• The number of simultaneous users must
not exceed the number of licenses; and
the number of machines being used
must never exceed the number licensed.
A network license may be required for
multiple users.
• Take aggressive action to monitor that
copying is not taking place (unless for
archival purposes).
• Internet connections
• World Wide Web
• Images may be downloaded for
student projects and teacher lessons.
• Sound files and video may be down-
loaded for use in multimedia projects
(see portion restrictions above).
• Resources from the Web may not be
reposted onto the Internet without
permission. However, links to legitimate
resources can be posted.
• Any resources you download must have
beenlegitimatelyacquired bytheWebsite.
• Broadcast (e.g., ABC, NBC, CBS,
UPN, PBS, and local stations)
• Cable (e.g., CNN, MTV, HBO)
• Videotapes made of broadcast and
cable TV programs
• Broadcasts or tapes made from broad-
cast may be used for instruction.
• Cable channel programs may be used
with permission. Many programs may
be retained by teachers for years—
see Cable in the Classroom
( for details.
• Schools are allowed to retain broadcast
tapes for a minimum of 10 school days.
(Enlightenedrights holders,suchasPBS’s
ReadingRainbow, allow for much more.)
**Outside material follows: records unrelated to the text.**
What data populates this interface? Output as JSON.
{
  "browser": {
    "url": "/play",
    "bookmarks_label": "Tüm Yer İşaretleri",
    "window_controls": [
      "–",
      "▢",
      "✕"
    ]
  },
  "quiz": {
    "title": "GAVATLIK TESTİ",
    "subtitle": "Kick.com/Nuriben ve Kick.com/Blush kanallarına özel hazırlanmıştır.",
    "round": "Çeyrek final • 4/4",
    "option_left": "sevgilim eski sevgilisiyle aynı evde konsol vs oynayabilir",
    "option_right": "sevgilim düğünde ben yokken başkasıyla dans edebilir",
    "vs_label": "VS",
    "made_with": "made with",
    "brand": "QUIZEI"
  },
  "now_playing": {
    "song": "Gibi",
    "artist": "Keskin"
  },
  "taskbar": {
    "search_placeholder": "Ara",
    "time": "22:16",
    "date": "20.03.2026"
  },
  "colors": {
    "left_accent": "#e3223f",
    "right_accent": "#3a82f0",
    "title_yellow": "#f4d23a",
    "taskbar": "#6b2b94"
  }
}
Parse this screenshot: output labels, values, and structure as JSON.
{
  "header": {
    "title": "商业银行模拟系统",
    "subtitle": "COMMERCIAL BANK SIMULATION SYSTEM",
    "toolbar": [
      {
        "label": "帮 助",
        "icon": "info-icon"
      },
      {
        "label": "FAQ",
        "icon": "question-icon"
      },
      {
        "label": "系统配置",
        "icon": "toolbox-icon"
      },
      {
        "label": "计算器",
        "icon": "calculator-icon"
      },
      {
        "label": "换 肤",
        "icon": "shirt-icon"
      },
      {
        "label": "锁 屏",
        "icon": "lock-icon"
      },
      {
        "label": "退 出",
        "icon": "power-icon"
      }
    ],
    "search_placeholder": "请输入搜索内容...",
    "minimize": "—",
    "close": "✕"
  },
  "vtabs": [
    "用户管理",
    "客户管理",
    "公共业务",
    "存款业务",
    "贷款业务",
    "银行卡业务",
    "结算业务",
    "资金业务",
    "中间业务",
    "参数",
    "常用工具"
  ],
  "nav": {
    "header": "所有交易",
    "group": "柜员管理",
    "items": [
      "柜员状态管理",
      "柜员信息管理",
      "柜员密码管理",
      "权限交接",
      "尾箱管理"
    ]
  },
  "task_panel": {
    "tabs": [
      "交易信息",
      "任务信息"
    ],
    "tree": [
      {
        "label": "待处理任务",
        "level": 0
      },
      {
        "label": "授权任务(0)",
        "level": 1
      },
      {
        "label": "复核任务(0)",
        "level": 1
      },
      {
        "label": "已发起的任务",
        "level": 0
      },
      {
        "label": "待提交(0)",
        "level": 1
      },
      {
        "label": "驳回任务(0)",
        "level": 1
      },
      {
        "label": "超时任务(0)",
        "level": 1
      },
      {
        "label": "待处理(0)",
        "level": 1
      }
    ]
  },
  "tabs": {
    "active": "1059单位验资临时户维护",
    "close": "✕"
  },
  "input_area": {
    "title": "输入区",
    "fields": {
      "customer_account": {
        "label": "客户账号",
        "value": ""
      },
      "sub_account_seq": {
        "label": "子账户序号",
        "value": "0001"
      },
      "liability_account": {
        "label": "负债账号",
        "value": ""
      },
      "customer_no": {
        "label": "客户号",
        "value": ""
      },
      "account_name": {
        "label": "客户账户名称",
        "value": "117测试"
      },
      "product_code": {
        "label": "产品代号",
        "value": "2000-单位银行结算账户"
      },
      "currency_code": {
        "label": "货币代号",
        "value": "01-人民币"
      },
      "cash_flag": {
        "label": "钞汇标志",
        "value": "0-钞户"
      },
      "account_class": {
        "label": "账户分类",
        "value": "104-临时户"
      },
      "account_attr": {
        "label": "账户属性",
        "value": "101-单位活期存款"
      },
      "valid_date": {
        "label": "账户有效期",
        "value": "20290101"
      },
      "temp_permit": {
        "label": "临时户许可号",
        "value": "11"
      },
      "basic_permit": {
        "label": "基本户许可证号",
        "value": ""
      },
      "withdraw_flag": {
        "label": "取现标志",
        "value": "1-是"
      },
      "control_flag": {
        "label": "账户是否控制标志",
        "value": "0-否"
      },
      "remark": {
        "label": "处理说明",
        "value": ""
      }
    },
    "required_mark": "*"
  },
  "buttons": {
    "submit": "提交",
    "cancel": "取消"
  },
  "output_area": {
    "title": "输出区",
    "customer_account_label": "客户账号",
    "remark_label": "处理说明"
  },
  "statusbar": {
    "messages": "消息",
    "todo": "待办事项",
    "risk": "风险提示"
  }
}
• Cable programs are technically not
covered by the same guidelines as
broadcast television.